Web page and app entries
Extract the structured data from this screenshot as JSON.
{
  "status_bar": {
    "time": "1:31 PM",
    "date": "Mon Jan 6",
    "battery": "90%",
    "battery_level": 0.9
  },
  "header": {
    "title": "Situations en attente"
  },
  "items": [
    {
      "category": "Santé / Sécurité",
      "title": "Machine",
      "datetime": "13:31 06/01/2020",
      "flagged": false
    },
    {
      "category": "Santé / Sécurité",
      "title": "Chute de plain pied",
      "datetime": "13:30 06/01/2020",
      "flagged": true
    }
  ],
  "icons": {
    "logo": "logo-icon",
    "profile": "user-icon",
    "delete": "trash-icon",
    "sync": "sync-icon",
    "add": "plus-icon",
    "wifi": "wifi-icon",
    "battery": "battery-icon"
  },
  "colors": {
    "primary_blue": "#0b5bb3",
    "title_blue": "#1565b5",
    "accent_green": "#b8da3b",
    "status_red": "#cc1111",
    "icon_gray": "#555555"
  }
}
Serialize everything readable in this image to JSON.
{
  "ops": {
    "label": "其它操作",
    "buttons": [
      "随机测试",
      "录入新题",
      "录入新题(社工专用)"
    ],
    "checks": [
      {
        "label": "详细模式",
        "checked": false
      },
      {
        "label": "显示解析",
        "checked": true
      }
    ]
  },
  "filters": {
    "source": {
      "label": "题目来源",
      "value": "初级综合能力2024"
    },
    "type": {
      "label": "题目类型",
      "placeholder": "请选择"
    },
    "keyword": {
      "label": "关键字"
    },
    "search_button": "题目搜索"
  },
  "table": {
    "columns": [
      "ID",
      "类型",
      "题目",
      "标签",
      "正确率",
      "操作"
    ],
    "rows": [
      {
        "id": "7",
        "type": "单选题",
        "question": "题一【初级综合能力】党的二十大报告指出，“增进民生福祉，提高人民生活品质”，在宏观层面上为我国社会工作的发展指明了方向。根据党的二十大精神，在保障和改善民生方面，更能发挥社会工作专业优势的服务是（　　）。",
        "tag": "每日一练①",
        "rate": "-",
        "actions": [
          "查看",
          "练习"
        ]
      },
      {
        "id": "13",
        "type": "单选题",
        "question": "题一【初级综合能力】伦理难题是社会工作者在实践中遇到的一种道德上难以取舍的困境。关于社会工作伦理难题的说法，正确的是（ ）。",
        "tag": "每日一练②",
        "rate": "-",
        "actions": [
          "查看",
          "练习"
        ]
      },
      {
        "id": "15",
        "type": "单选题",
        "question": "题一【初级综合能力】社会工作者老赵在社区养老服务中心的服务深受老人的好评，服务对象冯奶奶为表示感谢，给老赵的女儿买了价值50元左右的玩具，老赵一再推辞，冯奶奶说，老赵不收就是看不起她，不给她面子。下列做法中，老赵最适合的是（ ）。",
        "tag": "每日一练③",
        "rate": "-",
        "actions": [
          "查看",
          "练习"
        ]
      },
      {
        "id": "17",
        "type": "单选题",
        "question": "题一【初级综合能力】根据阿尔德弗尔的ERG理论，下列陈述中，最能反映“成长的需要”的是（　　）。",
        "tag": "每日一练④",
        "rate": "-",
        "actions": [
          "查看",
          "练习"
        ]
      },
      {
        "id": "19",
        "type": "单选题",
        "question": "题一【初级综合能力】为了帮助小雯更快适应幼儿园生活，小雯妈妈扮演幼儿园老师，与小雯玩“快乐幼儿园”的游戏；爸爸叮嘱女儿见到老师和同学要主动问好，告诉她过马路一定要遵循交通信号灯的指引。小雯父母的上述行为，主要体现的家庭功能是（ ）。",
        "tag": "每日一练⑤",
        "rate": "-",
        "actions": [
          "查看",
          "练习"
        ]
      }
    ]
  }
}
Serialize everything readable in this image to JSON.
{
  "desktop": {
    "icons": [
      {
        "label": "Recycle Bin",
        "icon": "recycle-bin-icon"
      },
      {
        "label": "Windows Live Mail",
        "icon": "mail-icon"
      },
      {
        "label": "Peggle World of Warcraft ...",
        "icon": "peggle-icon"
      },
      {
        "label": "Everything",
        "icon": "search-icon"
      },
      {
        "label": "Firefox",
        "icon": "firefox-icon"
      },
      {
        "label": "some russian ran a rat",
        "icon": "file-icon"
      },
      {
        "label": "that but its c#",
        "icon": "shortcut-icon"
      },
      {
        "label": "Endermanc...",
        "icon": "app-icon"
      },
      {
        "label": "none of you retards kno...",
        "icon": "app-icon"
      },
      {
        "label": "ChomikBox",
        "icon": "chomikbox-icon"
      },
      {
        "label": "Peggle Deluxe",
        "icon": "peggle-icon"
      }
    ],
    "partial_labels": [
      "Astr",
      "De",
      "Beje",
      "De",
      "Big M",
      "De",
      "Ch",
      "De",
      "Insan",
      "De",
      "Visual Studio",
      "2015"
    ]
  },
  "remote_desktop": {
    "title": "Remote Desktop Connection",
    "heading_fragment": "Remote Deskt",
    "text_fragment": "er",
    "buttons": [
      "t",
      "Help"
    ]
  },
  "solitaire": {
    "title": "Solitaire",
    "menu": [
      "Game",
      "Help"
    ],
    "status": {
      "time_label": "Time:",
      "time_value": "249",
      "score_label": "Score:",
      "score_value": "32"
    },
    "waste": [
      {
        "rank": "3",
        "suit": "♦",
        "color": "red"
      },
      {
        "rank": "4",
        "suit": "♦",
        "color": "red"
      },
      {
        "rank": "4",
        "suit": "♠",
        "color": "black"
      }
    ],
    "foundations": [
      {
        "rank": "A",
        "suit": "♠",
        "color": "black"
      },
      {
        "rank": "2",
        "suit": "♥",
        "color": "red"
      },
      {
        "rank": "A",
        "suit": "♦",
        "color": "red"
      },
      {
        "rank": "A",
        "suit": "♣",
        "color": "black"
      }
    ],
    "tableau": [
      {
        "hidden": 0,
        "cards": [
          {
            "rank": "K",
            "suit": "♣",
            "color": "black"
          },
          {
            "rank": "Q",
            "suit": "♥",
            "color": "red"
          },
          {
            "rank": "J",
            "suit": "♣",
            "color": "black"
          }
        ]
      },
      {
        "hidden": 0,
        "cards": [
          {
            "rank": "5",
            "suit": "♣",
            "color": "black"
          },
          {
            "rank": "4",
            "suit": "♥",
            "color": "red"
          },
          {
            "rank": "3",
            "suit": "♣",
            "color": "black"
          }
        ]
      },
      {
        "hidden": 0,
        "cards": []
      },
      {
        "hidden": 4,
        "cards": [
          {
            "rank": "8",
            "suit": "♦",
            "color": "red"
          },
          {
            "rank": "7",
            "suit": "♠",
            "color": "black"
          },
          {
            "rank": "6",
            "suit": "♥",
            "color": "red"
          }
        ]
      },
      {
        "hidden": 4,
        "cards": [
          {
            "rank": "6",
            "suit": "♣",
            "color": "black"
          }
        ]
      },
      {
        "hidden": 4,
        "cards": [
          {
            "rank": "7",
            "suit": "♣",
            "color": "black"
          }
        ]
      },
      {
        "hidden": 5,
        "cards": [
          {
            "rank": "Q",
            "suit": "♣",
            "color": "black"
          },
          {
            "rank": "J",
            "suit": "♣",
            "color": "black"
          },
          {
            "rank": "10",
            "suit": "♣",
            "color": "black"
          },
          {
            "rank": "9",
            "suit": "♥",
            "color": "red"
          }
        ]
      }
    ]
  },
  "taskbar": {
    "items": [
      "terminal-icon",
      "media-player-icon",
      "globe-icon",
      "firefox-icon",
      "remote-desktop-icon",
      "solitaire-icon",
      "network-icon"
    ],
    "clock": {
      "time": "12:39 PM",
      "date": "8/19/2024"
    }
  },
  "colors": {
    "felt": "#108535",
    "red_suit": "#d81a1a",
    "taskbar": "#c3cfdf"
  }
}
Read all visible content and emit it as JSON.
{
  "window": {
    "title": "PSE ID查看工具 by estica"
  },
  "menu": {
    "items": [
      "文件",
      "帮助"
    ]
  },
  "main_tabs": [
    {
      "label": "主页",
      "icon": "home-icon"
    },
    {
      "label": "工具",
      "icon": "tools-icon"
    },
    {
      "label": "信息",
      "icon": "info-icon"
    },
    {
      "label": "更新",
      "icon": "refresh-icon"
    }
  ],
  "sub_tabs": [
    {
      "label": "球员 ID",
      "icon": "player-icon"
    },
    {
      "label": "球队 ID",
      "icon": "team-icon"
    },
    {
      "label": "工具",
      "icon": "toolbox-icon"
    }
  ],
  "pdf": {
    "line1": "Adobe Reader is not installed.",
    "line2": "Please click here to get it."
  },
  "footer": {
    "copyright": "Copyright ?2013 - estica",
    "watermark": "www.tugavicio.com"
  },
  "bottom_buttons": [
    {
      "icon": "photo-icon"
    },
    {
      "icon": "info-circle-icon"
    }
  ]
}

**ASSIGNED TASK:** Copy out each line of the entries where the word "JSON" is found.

**EXPECTED ANSWER:**
Extract the structured data from this screenshot as JSON.
Serialize everything readable in this image to JSON.
Serialize everything readable in this image to JSON.
Read all visible content and emit it as JSON.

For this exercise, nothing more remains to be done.